Aim of the exercise »
Every entry, from the first line to the last, should be output exactly.

The records »
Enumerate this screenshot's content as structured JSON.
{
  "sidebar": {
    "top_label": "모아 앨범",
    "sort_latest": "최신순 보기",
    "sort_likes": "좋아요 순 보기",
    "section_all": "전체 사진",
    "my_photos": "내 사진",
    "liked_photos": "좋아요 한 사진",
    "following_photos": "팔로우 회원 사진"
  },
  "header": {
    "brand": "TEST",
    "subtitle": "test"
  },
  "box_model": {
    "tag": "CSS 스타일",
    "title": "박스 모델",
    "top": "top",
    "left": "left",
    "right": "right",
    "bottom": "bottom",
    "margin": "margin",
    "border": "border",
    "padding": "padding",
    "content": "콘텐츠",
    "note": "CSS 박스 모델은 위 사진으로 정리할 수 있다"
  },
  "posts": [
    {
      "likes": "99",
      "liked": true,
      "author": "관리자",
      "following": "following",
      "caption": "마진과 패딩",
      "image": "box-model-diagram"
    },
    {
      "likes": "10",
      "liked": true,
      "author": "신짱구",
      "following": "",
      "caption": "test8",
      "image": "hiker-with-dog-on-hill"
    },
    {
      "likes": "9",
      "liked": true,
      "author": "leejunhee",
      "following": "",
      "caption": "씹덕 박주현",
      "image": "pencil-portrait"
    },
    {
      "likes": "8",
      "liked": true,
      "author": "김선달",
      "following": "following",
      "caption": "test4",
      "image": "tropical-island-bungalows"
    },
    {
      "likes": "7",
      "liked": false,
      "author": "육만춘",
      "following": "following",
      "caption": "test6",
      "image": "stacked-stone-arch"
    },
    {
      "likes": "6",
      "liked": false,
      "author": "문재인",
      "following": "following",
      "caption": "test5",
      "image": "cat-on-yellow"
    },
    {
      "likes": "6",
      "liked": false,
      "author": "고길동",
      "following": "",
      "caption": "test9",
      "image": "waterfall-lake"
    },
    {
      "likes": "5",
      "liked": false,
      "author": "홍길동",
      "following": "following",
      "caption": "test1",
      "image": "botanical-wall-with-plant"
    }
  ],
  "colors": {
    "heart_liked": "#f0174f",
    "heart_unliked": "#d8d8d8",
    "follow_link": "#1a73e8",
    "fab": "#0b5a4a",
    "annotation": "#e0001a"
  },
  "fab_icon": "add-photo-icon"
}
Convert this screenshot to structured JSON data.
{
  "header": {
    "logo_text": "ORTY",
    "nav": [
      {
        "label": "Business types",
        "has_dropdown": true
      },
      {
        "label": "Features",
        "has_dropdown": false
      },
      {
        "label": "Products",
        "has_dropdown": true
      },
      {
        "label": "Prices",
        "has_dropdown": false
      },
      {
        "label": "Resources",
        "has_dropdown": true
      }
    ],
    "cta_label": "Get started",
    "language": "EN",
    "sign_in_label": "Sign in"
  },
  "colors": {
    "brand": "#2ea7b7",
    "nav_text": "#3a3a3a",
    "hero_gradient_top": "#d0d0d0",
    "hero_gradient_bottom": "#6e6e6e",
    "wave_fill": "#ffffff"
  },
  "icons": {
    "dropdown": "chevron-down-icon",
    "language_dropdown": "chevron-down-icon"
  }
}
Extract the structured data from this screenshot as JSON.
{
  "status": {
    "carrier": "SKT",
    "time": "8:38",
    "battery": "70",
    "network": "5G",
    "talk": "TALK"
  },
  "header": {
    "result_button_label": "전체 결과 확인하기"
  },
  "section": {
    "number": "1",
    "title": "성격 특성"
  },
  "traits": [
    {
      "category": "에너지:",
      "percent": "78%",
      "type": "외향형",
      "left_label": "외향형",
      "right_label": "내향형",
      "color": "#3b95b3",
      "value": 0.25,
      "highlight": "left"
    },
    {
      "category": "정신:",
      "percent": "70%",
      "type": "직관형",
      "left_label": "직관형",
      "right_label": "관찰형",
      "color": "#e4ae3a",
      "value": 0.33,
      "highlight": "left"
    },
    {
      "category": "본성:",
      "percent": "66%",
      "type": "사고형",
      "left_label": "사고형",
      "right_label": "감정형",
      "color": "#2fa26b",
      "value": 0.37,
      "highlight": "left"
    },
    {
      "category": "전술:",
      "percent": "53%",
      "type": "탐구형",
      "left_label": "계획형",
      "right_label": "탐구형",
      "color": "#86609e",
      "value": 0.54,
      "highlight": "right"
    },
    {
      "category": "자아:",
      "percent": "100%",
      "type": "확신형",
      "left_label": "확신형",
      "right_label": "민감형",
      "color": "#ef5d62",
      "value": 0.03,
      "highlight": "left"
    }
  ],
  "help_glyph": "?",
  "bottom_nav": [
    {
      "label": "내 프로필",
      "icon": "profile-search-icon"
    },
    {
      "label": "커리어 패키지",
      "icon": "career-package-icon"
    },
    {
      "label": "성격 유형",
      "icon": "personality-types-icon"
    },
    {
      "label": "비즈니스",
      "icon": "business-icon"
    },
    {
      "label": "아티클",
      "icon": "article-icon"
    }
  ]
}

Task response »
Enumerate this screenshot's content as structured JSON.
{
  "sidebar": {
    "top_label": "모아 앨범",
    "sort_latest": "최신순 보기",
    "sort_likes": "좋아요 순 보기",
    "section_all": "전체 사진",
    "my_photos": "내 사진",
    "liked_photos": "좋아요 한 사진",
    "following_photos": "팔로우 회원 사진"
  },
  "header": {
    "brand": "TEST",
    "subtitle": "test"
  },
  "box_model": {
    "tag": "CSS 스타일",
    "title": "박스 모델",
    "top": "top",
    "left": "left",
    "right": "right",
    "bottom": "bottom",
    "margin": "margin",
    "border": "border",
    "padding": "padding",
    "content": "콘텐츠",
    "note": "CSS 박스 모델은 위 사진으로 정리할 수 있다"
  },
  "posts": [
    {
      "likes": "99",
      "liked": true,
      "author": "관리자",
      "following": "following",
      "caption": "마진과 패딩",
      "image": "box-model-diagram"
    },
    {
      "likes": "10",
      "liked": true,
      "author": "신짱구",
      "following": "",
      "caption": "test8",
      "image": "hiker-with-dog-on-hill"
    },
    {
      "likes": "9",
      "liked": true,
      "author": "leejunhee",
      "following": "",
      "caption": "씹덕 박주현",
      "image": "pencil-portrait"
    },
    {
      "likes": "8",
      "liked": true,
      "author": "김선달",
      "following": "following",
      "caption": "test4",
      "image": "tropical-island-bungalows"
    },
    {
      "likes": "7",
      "liked": false,
      "author": "육만춘",
      "following": "following",
      "caption": "test6",
      "image": "stacked-stone-arch"
    },
    {
      "likes": "6",
      "liked": false,
      "author": "문재인",
      "following": "following",
      "caption": "test5",
      "image": "cat-on-yellow"
    },
    {
      "likes": "6",
      "liked": false,
      "author": "고길동",
      "following": "",
      "caption": "test9",
      "image": "waterfall-lake"
    },
    {
      "likes": "5",
      "liked": false,
      "author": "홍길동",
      "following": "following",
      "caption": "test1",
      "image": "botanical-wall-with-plant"
    }
  ],
  "colors": {
    "heart_liked": "#f0174f",
    "heart_unliked": "#d8d8d8",
    "follow_link": "#1a73e8",
    "fab": "#0b5a4a",
    "annotation": "#e0001a"
  },
  "fab_icon": "add-photo-icon"
}
Convert this screenshot to structured JSON data.
{
  "header": {
    "logo_text": "ORTY",
    "nav": [
      {
        "label": "Business types",
        "has_dropdown": true
      },
      {
        "label": "Features",
        "has_dropdown": false
      },
      {
        "label": "Products",
        "has_dropdown": true
      },
      {
        "label": "Prices",
        "has_dropdown": false
      },
      {
        "label": "Resources",
        "has_dropdown": true
      }
    ],
    "cta_label": "Get started",
    "language": "EN",
    "sign_in_label": "Sign in"
  },
  "colors": {
    "brand": "#2ea7b7",
    "nav_text": "#3a3a3a",
    "hero_gradient_top": "#d0d0d0",
    "hero_gradient_bottom": "#6e6e6e",
    "wave_fill": "#ffffff"
  },
  "icons": {
    "dropdown": "chevron-down-icon",
    "language_dropdown": "chevron-down-icon"
  }
}
Extract the structured data from this screenshot as JSON.
{
  "status": {
    "carrier": "SKT",
    "time": "8:38",
    "battery": "70",
    "network": "5G",
    "talk": "TALK"
  },
  "header": {
    "result_button_label": "전체 결과 확인하기"
  },
  "section": {
    "number": "1",
    "title": "성격 특성"
  },
  "traits": [
    {
      "category": "에너지:",
      "percent": "78%",
      "type": "외향형",
      "left_label": "외향형",
      "right_label": "내향형",
      "color": "#3b95b3",
      "value": 0.25,
      "highlight": "left"
    },
    {
      "category": "정신:",
      "percent": "70%",
      "type": "직관형",
      "left_label": "직관형",
      "right_label": "관찰형",
      "color": "#e4ae3a",
      "value": 0.33,
      "highlight": "left"
    },
    {
      "category": "본성:",
      "percent": "66%",
      "type": "사고형",
      "left_label": "사고형",
      "right_label": "감정형",
      "color": "#2fa26b",
      "value": 0.37,
      "highlight": "left"
    },
    {
      "category": "전술:",
      "percent": "53%",
      "type": "탐구형",
      "left_label": "계획형",
      "right_label": "탐구형",
      "color": "#86609e",
      "value": 0.54,
      "highlight": "right"
    },
    {
      "category": "자아:",
      "percent": "100%",
      "type": "확신형",
      "left_label": "확신형",
      "right_label": "민감형",
      "color": "#ef5d62",
      "value": 0.03,
      "highlight": "left"
    }
  ],
  "help_glyph": "?",
  "bottom_nav": [
    {
      "label": "내 프로필",
      "icon": "profile-search-icon"
    },
    {
      "label": "커리어 패키지",
      "icon": "career-package-icon"
    },
    {
      "label": "성격 유형",
      "icon": "personality-types-icon"
    },
    {
      "label": "비즈니스",
      "icon": "business-icon"
    },
    {
      "label": "아티클",
      "icon": "article-icon"
    }
  ]
}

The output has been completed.